▶ _Information provided_
□ □ □ □ □

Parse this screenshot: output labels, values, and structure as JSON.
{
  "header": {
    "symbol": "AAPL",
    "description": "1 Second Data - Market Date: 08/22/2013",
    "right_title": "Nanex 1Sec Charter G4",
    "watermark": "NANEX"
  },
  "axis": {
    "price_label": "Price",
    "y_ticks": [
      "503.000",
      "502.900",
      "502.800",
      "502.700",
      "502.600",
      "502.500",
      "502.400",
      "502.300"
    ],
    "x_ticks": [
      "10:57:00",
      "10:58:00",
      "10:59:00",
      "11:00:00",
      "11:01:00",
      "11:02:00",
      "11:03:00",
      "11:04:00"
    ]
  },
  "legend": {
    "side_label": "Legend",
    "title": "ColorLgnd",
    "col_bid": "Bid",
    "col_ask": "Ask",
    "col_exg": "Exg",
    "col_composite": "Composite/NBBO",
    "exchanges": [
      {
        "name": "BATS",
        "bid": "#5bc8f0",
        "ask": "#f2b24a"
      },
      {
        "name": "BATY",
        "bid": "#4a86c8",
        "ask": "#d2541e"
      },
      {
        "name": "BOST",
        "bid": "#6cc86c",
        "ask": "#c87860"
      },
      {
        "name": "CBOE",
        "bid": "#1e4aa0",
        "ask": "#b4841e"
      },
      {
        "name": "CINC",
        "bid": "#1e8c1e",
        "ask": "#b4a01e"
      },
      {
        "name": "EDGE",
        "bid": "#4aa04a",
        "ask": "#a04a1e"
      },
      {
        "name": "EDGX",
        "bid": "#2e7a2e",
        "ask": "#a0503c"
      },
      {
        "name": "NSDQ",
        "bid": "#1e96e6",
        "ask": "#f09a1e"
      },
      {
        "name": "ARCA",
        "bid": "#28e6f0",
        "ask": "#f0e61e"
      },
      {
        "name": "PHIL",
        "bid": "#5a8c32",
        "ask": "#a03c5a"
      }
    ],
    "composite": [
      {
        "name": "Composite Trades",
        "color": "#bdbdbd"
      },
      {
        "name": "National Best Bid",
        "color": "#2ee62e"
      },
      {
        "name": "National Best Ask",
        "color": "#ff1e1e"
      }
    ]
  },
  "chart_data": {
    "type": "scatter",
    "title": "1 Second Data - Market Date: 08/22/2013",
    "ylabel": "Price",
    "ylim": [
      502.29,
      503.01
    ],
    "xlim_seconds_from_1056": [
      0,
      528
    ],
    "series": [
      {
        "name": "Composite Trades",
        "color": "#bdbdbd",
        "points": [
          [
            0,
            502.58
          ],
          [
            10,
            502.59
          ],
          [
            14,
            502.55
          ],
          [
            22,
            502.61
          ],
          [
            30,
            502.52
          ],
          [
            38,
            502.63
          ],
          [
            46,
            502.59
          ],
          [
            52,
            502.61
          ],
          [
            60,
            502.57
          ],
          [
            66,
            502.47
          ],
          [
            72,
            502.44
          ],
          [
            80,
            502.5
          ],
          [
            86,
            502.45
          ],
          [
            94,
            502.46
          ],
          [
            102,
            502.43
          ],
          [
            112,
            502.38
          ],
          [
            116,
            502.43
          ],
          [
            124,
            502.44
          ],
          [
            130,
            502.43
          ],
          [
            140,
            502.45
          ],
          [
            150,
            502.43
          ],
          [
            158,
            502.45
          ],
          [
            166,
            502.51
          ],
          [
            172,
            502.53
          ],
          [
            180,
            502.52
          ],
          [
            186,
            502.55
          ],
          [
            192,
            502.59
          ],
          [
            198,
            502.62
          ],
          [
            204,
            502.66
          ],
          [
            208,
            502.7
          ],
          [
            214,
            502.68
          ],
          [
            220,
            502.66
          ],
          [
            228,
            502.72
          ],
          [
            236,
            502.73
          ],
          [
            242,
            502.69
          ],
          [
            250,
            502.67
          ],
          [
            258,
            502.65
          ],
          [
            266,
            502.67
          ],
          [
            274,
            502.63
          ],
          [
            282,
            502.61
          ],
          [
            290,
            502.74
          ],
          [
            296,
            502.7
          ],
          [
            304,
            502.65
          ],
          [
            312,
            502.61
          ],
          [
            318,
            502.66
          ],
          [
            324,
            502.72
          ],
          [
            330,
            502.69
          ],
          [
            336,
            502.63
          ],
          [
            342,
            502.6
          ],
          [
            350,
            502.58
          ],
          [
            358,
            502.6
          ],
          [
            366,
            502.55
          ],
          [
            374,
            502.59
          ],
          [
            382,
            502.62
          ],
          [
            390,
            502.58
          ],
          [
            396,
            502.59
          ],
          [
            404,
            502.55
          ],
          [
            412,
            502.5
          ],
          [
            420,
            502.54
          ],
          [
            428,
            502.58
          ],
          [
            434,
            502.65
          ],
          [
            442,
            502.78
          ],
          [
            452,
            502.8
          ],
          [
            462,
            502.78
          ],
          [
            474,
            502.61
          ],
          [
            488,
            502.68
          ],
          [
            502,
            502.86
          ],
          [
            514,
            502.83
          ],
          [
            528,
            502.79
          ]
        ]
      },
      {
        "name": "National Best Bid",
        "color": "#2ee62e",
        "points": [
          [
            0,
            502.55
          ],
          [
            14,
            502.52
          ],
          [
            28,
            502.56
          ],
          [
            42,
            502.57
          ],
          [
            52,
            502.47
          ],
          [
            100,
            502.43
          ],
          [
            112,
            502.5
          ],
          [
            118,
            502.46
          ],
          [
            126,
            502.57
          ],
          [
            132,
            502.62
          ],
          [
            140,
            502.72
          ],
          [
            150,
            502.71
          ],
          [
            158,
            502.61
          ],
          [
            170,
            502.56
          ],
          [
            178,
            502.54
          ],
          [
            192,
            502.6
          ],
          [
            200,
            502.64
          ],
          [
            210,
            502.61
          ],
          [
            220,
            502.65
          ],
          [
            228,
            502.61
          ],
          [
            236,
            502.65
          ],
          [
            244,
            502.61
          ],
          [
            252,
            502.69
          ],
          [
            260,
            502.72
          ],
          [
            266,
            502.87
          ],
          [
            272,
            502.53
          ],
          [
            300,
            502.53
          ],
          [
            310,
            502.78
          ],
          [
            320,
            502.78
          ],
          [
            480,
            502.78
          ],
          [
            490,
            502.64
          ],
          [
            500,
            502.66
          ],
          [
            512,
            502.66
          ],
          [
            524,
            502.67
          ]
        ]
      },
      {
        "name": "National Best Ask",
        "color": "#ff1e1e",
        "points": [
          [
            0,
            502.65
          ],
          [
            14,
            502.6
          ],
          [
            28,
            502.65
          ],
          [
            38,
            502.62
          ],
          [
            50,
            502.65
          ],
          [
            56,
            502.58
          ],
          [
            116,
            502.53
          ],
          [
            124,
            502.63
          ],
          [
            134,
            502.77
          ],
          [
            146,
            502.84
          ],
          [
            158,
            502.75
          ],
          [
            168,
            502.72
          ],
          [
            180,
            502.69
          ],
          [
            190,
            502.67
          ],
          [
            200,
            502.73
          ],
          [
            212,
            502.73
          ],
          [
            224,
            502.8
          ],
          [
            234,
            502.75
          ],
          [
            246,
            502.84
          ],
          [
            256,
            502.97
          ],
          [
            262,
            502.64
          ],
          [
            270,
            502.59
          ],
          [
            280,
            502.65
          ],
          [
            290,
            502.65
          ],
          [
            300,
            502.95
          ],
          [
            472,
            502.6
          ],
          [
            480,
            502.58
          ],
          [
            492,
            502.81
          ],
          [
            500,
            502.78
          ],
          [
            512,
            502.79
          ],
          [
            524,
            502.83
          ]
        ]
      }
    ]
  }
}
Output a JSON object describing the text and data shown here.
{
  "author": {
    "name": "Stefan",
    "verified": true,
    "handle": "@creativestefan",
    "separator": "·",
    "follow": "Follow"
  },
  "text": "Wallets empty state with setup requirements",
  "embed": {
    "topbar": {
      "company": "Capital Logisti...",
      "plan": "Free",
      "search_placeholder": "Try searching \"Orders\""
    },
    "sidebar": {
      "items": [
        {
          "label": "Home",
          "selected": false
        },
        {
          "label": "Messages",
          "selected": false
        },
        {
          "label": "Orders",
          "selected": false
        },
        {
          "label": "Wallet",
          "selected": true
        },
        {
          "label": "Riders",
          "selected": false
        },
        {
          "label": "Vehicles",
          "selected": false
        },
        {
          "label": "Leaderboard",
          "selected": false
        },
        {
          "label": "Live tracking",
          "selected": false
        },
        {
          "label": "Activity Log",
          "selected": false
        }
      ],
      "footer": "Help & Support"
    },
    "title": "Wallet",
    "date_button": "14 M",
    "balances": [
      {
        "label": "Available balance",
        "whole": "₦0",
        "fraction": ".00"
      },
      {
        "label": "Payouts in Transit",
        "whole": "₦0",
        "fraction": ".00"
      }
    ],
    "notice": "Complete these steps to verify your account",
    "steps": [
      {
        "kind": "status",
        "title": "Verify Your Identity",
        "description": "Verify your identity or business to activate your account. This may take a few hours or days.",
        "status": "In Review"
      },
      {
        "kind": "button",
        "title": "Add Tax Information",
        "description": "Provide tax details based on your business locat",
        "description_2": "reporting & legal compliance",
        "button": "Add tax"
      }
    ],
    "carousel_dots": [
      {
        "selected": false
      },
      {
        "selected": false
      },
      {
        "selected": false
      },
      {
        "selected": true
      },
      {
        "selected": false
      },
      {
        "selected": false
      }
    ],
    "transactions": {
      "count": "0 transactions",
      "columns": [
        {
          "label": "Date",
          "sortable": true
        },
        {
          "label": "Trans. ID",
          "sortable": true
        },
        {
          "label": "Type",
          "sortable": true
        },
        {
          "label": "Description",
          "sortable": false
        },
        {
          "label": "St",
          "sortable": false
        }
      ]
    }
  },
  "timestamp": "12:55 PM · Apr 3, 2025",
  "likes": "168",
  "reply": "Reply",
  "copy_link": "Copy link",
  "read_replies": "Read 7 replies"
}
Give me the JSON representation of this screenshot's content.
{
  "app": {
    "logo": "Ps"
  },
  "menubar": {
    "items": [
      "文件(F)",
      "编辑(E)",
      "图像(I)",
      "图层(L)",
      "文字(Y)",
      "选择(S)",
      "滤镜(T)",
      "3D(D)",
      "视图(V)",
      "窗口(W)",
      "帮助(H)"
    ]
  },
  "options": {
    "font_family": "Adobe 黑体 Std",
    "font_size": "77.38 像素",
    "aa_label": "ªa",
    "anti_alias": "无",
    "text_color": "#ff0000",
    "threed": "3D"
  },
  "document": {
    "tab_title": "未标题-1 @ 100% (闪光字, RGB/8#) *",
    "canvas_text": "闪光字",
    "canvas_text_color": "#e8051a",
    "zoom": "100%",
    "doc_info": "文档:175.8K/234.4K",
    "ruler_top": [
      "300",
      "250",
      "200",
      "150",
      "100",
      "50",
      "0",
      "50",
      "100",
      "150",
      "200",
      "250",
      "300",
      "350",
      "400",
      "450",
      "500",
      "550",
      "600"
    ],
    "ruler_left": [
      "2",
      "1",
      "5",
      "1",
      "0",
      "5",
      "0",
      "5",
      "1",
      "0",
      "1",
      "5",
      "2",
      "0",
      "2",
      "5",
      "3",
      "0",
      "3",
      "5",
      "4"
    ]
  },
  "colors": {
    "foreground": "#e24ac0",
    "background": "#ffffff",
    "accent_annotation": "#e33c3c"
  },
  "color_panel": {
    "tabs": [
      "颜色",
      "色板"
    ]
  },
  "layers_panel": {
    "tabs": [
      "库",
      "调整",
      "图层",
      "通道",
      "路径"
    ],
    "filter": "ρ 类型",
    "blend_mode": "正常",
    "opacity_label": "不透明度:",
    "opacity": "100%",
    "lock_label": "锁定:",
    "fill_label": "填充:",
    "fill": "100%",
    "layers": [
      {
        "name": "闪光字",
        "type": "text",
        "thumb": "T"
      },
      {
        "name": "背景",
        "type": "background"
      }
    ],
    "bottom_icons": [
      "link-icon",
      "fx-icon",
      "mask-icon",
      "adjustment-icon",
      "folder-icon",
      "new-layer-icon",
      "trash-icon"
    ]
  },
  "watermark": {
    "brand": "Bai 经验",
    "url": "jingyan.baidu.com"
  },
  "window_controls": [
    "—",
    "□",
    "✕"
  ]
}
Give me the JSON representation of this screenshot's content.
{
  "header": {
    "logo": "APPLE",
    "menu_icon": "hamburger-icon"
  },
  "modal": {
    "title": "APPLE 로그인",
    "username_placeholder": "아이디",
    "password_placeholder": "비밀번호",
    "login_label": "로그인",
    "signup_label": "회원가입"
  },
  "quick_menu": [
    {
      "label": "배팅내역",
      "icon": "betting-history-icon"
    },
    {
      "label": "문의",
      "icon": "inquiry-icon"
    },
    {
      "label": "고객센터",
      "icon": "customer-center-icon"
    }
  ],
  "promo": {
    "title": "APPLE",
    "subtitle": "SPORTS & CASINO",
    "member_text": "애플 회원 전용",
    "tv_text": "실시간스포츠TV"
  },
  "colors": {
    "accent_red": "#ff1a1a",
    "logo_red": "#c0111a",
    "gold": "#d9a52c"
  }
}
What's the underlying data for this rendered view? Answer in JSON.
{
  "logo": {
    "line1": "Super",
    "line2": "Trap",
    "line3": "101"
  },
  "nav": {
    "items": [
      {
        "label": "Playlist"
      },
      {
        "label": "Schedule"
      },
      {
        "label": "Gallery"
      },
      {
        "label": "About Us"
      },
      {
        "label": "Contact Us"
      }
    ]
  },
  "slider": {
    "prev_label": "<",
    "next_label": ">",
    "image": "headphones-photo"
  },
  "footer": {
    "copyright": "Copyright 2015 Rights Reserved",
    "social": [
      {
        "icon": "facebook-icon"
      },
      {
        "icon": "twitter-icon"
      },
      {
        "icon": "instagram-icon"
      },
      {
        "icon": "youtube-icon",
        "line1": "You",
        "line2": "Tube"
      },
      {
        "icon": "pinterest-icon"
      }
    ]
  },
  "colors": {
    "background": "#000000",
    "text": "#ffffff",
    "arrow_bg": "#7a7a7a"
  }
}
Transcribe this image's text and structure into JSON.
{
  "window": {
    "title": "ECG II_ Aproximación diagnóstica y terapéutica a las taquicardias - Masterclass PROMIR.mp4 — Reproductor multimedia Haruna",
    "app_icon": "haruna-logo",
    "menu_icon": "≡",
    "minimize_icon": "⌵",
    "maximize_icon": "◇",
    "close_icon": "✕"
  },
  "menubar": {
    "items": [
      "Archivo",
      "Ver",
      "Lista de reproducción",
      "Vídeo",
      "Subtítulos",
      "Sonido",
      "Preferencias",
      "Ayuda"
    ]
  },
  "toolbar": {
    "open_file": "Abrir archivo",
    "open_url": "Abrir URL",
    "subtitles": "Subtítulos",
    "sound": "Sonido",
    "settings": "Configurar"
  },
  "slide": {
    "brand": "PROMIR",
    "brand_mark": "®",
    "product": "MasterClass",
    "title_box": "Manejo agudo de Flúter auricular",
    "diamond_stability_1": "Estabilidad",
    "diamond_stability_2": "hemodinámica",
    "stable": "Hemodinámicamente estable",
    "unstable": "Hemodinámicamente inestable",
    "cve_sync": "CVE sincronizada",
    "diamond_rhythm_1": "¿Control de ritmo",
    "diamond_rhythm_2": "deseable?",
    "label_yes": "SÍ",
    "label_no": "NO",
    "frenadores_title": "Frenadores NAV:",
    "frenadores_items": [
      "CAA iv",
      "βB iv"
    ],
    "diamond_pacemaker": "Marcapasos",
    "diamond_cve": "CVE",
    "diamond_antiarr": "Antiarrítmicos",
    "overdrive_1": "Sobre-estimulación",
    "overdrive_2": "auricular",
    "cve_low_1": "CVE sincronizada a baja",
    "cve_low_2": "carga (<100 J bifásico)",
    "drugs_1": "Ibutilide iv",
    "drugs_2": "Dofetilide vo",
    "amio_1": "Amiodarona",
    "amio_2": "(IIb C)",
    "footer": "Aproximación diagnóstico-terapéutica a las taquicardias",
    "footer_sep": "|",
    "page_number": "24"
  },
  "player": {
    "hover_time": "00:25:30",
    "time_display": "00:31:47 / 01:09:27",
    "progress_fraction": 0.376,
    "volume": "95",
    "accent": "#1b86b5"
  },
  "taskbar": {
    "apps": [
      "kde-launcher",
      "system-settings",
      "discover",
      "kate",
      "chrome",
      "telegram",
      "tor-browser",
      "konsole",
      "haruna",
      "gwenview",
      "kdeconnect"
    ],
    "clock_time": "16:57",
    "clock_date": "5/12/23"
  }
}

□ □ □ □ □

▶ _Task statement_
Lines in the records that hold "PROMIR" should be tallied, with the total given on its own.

▶ _Task result_
2